Work required »
Begin at the line where "Parse this screenshot: output" appears and reproduce exactly every line through the end of the data below, both included, skipping pictures.

(Data listing)

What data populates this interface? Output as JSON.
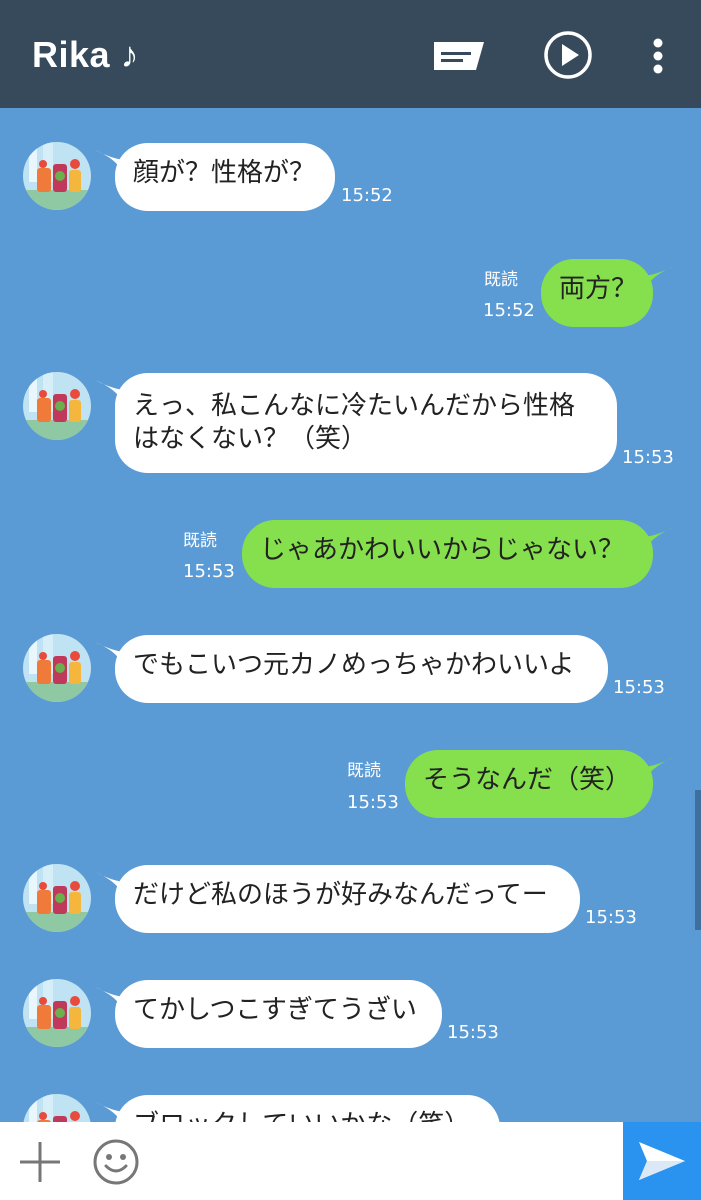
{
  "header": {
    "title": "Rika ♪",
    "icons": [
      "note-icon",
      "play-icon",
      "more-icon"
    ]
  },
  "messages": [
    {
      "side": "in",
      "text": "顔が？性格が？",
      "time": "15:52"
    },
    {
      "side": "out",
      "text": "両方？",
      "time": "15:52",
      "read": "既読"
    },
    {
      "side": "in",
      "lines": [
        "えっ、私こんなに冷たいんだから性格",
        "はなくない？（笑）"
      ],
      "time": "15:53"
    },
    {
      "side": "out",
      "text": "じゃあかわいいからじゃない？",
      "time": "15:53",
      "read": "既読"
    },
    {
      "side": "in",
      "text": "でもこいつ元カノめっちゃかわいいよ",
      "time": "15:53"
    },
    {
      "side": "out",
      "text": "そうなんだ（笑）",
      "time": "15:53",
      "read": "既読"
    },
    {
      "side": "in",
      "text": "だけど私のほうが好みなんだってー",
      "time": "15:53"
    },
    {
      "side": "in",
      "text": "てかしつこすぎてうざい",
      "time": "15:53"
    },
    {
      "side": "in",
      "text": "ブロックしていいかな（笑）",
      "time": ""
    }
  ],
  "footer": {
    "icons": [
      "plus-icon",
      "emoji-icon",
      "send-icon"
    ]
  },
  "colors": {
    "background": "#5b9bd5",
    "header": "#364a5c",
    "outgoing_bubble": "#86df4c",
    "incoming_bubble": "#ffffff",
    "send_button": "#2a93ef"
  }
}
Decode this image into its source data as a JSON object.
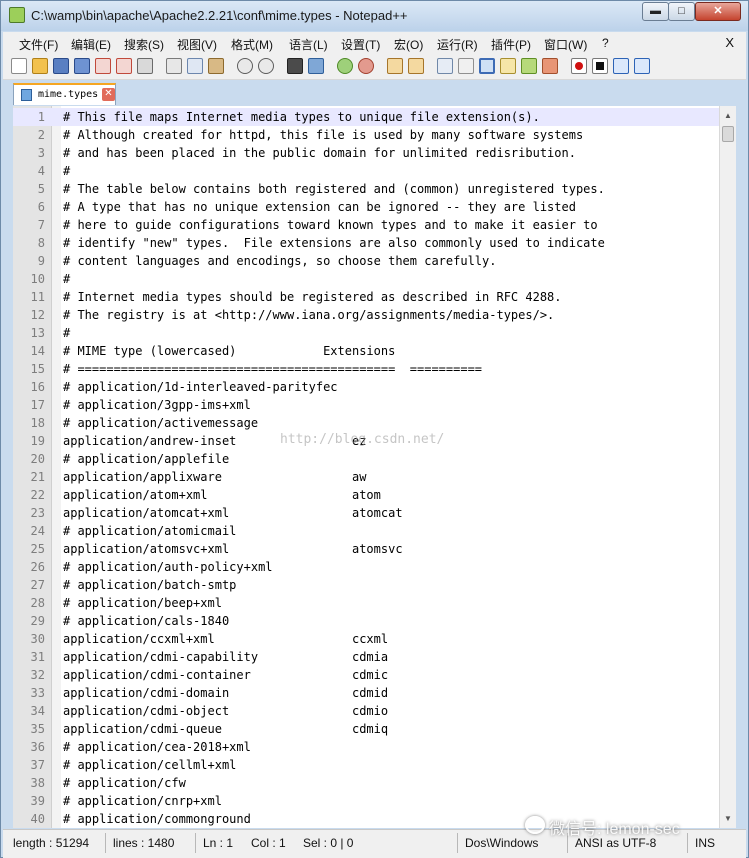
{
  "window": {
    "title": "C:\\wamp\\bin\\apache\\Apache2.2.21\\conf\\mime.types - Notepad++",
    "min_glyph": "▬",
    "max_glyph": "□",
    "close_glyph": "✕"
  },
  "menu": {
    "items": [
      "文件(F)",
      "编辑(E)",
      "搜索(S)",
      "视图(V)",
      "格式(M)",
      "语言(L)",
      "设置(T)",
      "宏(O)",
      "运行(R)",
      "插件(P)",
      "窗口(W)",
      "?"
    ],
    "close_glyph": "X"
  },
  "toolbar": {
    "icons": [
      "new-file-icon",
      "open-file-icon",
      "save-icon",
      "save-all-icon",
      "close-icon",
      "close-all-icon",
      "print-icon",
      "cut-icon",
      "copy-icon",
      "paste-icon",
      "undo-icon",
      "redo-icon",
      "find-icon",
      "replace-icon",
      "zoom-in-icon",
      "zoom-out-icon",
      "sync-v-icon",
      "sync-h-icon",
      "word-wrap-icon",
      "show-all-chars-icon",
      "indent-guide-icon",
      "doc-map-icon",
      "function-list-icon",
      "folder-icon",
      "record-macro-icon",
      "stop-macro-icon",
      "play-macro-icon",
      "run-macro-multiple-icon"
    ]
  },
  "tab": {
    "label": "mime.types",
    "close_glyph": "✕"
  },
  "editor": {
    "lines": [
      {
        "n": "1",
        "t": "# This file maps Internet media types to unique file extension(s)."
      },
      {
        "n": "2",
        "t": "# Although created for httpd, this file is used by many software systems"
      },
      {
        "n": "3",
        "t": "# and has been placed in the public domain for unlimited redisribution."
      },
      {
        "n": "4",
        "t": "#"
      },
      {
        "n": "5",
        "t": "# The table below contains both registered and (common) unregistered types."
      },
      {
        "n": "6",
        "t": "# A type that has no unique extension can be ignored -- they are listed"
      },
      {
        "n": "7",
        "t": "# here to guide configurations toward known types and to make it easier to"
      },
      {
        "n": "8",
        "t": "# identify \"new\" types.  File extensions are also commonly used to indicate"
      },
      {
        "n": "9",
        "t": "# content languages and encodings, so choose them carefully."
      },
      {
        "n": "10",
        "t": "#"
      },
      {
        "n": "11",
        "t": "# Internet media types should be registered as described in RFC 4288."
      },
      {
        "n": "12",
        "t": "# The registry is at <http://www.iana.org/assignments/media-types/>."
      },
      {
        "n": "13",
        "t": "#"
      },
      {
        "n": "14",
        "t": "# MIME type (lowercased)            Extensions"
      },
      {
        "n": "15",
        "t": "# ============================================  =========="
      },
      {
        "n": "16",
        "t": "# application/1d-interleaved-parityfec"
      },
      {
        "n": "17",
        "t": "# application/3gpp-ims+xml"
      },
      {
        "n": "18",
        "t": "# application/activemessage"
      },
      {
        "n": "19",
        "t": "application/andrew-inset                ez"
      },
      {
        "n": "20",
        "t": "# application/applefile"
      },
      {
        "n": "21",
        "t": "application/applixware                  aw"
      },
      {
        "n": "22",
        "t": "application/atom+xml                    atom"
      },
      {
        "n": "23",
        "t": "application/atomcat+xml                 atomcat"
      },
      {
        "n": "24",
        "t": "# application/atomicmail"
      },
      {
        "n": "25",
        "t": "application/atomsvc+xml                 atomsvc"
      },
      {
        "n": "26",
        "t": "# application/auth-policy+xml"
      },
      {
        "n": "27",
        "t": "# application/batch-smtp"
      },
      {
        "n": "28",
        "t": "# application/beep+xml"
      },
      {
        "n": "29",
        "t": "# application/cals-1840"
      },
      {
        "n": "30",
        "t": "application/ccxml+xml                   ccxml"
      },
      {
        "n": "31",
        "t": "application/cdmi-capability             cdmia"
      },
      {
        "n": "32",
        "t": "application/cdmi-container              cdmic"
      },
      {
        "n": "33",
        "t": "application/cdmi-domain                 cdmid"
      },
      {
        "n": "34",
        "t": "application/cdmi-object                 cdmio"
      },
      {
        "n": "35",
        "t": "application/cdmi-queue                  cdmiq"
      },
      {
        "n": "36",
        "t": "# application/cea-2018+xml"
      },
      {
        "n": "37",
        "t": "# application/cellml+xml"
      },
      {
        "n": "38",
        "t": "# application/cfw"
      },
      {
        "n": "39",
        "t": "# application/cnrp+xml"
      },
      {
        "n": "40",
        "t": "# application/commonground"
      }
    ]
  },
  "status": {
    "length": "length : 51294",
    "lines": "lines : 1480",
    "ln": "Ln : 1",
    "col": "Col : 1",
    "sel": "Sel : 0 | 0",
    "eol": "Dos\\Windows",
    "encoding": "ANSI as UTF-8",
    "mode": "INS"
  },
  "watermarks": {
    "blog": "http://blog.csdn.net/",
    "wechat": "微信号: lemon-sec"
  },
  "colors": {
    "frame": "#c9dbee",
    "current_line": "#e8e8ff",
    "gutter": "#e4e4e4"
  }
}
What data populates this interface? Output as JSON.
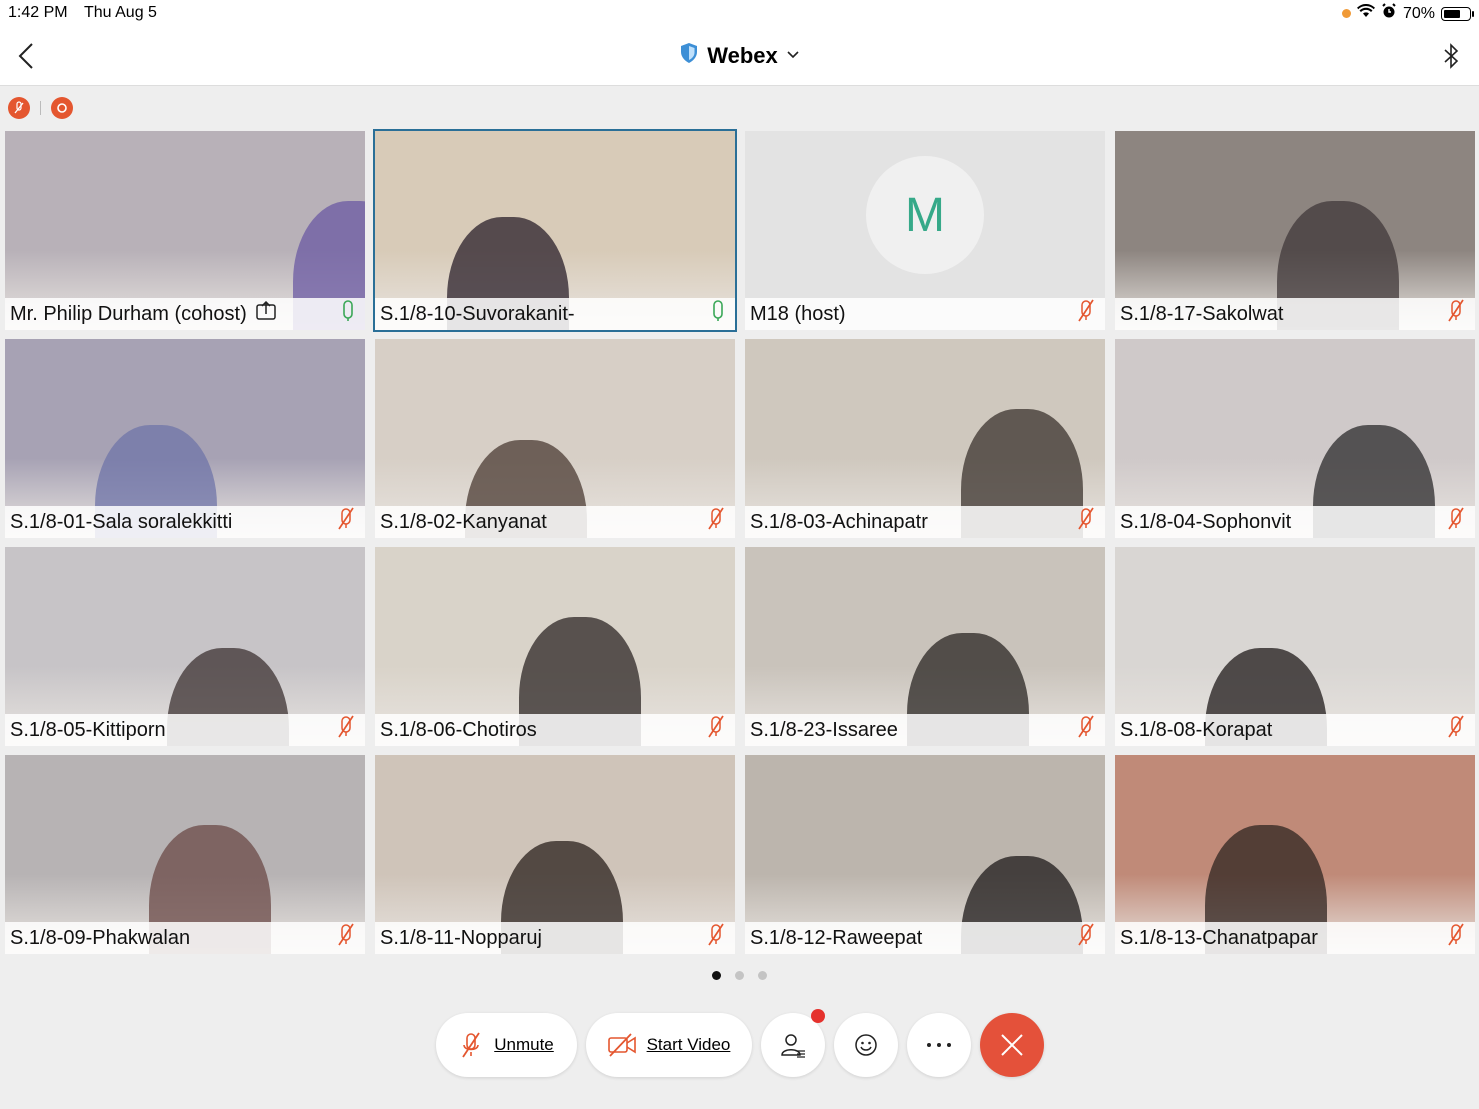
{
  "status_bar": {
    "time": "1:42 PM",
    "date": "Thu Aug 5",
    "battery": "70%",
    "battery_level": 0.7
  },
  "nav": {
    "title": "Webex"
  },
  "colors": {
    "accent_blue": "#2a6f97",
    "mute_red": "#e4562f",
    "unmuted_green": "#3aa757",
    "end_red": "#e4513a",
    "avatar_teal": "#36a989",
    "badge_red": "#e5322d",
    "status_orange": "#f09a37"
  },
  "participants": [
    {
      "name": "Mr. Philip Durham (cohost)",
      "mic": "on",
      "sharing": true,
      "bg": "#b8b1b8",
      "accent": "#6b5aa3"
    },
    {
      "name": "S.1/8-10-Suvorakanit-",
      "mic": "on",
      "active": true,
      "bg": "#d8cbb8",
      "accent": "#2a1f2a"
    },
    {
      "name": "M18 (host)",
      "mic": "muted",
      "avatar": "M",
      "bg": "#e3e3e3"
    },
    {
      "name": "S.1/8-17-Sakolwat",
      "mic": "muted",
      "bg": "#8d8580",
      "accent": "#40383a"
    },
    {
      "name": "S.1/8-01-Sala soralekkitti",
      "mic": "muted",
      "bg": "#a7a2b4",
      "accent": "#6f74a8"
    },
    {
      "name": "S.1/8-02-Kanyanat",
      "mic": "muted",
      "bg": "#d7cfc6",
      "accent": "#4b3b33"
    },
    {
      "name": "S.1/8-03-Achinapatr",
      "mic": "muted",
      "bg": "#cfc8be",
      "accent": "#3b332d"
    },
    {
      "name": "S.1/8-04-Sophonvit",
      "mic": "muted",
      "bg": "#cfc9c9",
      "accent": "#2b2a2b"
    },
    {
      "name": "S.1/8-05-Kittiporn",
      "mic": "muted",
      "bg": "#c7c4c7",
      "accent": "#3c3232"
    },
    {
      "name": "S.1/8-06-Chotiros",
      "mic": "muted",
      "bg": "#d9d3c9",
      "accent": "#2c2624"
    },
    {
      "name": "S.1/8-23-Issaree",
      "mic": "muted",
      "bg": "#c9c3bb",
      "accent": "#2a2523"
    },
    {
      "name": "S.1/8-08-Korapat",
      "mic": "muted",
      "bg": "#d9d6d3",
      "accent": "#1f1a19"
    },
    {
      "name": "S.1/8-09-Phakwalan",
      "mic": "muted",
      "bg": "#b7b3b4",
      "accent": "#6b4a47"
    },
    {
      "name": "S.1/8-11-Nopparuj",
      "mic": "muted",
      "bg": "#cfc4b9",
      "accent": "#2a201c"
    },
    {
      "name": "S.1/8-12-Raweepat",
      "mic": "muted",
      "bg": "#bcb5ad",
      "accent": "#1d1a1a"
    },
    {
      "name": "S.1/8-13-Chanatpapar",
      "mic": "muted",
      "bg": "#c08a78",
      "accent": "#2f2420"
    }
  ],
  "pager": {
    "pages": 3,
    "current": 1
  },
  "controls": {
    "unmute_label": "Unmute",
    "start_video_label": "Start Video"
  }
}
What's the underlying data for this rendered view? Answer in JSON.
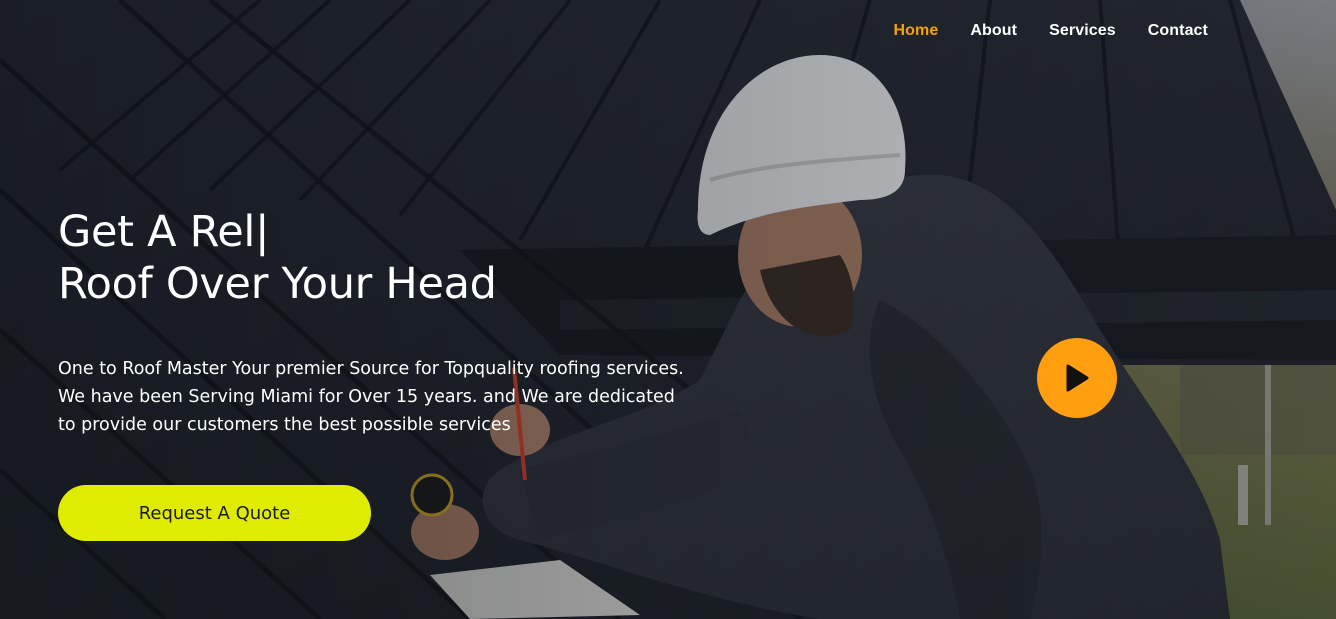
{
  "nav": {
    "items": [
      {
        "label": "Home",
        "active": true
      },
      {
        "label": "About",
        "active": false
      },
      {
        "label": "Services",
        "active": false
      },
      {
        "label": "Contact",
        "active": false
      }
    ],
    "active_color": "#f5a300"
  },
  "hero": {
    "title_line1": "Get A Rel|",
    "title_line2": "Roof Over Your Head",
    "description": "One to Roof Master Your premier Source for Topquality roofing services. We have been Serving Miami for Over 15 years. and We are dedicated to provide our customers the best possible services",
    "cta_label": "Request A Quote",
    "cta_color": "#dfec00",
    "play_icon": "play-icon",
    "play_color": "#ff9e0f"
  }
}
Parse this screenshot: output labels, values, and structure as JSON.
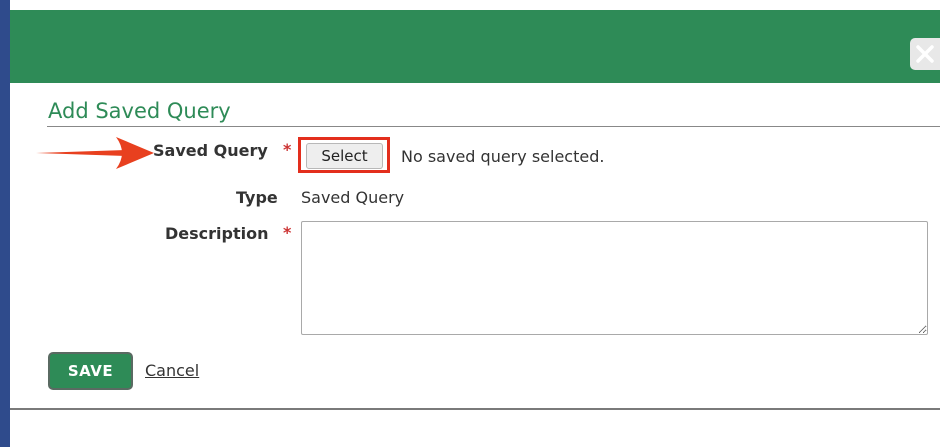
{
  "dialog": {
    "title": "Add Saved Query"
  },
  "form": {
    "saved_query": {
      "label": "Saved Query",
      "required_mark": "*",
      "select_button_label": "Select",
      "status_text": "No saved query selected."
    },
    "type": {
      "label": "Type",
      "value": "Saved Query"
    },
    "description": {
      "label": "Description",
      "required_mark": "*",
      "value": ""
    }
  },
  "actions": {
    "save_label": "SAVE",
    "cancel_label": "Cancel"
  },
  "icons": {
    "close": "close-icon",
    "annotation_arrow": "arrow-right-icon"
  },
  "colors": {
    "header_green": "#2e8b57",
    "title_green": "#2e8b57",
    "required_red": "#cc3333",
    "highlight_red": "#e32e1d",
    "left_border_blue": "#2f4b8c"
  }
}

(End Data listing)

Answer space »
Parse this screenshot: output labels, values, and structure as JSON.
{
  "dialog": {
    "title": "Add Saved Query"
  },
  "form": {
    "saved_query": {
      "label": "Saved Query",
      "required_mark": "*",
      "select_button_label": "Select",
      "status_text": "No saved query selected."
    },
    "type": {
      "label": "Type",
      "value": "Saved Query"
    },
    "description": {
      "label": "Description",
      "required_mark": "*",
      "value": ""
    }
  },
  "actions": {
    "save_label": "SAVE",
    "cancel_label": "Cancel"
  },
  "icons": {
    "close": "close-icon",
    "annotation_arrow": "arrow-right-icon"
  },
  "colors": {
    "header_green": "#2e8b57",
    "title_green": "#2e8b57",
    "required_red": "#cc3333",
    "highlight_red": "#e32e1d",
    "left_border_blue": "#2f4b8c"
  }
}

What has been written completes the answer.